_TASK PROMPT:_ Please return the lines of the data that contain "label".

_INFORMATION:_
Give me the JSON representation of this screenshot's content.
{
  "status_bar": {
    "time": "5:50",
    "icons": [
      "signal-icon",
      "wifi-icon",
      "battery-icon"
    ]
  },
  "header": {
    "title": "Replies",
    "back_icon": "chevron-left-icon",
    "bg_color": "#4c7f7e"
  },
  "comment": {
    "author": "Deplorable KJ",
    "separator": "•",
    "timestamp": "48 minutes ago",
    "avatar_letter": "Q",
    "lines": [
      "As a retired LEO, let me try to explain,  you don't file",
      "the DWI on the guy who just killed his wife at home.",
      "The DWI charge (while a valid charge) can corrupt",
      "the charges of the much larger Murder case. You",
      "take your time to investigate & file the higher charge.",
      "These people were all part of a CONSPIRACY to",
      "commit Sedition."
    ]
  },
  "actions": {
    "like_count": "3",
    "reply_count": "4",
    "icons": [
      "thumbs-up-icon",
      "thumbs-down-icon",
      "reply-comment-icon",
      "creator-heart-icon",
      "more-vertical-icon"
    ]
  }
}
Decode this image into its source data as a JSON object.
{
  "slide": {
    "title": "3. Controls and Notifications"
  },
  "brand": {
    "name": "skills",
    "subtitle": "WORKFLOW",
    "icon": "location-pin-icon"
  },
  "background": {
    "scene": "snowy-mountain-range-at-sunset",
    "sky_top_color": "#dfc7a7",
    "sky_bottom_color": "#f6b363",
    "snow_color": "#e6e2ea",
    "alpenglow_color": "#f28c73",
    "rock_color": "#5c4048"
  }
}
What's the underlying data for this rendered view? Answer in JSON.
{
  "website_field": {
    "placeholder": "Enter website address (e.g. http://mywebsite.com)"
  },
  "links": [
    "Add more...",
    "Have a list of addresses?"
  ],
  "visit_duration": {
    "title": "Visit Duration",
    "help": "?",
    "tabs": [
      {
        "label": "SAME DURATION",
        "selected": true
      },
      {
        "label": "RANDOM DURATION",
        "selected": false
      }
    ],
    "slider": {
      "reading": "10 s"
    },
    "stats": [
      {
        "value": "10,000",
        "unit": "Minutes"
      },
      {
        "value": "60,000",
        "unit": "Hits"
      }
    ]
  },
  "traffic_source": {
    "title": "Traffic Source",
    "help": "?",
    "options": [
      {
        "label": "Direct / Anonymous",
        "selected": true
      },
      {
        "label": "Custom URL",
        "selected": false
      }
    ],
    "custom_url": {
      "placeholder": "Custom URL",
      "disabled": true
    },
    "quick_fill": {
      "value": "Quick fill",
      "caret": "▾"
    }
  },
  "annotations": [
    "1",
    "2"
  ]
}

_SOLUTION:_
        "label": "SAME DURATION",
        "label": "RANDOM DURATION",
        "label": "Direct / Anonymous",
        "label": "Custom URL",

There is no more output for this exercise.